And I suspect that these Centenary years represent the high-water mark for general interest in World War One. More recent, contemporary stories from subsequent wars will prevail. But, as we know from the news, it remains a dangerous world, and who knows whether you will be called upon to serve?
I think those men who fought and died did so for your right to make up your own mind, for you NOT to get sucked in by the political rhetoric of the moment, not to follow blindly the moral crusade of the day, or chase the bit of action in some far place of no importance to you.
Not all wars are right. Some are just, to stop evil or to defend home. But not all.
My point, and I think many of the Gallipoli survivors would agree (if they were still with us) would be to think very carefully before you throw yourselves into the breech, whether as a serviceman or in whatever capacity that assists in war.
Ask yourself - Is the war just? Is anyone pressuring you? What better ways might there be to serve your family, your community, your country…perhaps with your voice, your vote, your participation in politics or public service?

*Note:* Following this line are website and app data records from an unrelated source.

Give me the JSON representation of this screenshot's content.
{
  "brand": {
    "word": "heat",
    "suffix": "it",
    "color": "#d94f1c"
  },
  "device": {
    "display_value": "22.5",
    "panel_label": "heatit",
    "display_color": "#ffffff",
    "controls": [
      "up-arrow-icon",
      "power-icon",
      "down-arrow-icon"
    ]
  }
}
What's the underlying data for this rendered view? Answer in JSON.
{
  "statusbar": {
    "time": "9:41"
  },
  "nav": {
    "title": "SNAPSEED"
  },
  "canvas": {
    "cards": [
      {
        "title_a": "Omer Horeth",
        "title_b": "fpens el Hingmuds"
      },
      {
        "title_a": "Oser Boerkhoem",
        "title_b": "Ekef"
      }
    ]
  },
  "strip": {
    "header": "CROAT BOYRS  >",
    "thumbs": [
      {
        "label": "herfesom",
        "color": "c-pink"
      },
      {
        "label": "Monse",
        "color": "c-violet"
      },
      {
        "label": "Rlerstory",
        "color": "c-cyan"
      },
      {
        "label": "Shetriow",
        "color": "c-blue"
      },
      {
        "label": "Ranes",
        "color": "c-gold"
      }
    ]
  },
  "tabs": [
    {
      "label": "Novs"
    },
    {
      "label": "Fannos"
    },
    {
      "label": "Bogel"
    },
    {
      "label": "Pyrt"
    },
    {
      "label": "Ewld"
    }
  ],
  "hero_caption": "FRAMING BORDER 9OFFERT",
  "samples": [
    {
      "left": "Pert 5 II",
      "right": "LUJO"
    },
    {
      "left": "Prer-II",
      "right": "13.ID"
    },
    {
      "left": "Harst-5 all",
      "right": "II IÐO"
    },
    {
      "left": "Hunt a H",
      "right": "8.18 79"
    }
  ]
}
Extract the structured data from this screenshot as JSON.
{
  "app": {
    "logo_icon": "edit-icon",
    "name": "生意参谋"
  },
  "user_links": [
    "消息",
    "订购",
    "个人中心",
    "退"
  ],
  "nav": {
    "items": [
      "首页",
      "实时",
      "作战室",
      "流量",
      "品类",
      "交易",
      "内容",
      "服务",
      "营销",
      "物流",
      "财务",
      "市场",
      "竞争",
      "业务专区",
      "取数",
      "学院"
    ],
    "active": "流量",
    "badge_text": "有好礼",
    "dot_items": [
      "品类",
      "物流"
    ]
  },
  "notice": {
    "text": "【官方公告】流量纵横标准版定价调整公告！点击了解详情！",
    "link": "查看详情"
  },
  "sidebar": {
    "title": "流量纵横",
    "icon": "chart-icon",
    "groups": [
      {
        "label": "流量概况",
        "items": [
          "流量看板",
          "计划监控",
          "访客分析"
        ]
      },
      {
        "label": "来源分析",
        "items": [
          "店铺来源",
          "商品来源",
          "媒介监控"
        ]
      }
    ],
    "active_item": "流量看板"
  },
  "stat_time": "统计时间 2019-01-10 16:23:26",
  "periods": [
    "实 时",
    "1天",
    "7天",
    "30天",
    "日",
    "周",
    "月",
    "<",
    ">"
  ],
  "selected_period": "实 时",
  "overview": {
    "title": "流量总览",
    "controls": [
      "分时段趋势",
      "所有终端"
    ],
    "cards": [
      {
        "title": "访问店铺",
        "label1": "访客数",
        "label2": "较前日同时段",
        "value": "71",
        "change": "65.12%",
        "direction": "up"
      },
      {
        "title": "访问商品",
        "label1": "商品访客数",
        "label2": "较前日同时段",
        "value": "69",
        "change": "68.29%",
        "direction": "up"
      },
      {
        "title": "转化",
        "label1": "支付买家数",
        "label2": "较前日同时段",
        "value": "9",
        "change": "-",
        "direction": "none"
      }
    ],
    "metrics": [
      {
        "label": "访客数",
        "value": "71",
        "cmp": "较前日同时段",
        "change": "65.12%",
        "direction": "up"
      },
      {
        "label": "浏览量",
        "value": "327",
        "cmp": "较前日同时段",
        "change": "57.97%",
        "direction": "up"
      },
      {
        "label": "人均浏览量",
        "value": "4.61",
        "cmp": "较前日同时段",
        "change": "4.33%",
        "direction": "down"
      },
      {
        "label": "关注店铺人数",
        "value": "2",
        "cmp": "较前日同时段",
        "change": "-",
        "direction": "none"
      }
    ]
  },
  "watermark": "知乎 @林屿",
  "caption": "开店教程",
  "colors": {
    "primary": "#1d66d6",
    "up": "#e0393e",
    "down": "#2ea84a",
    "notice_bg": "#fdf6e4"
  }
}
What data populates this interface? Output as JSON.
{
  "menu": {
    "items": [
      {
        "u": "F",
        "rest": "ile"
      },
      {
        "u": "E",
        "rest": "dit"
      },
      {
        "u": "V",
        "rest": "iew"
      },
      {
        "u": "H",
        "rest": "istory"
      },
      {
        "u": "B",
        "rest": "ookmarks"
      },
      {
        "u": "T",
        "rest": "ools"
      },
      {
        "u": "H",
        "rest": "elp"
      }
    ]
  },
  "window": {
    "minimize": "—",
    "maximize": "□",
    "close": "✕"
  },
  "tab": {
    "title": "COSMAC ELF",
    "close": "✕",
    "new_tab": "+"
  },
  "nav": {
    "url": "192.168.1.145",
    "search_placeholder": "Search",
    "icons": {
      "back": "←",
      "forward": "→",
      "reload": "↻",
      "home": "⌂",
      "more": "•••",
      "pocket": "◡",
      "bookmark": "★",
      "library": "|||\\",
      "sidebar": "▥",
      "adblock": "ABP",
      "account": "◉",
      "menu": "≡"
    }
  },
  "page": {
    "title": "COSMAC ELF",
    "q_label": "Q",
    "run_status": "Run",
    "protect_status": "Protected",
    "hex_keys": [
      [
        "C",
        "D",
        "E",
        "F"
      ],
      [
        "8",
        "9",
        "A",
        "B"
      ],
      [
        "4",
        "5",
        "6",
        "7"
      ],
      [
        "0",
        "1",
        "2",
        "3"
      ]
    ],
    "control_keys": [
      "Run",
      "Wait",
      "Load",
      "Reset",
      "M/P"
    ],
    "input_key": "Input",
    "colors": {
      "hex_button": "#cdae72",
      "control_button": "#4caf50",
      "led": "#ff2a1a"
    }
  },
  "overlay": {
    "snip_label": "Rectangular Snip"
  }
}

You boys are the future. You may well be a leader in your field, making important decisions for the country, or in a position to advise or financially support those who make decisions about war.
Wouldn’t it be great if your generation led us further away from the kinds of events we commemorate tomorrow, into a far better world?
For me, Anzac Day is about remembering, not only that so-called ‘Great War’, but our part in all those since. I hope it’s a day that is relevant to our new citizens from countries like Afghanistan and Burma, Lebanon, Somalia, and Syria, who came here desperate for peace. And, one day, I hope Anzac Day will also commemorate the war we often overlook - the one where the First Australians fought the invaders from Europe.
Tomorrow is about respecting those who died, or survived, believing in what they were fighting for - freedom from oppression, including your right to say NO, or YES, if called upon.
As your principal says in his blog, “love the warrior hate the war.”
Why? Because war is to be avoided at all costs. Patriotism can be the very devil. War isn’t an experience to be had - or a game to be played. It’s pain - for you, your families, and for the enemy. Wars always end in tragedy.
Most of all, I think Anzac Day represents NOT so much The Past - but what we’ve learned from it.
- That we mustn’t follow our leaders or allies into dangerous military adventures for the wrong reasons.
- That we should try everything we can, every avenue of diplomacy and politics, to avoid sacrificing the lives of our people.
Lest we forget.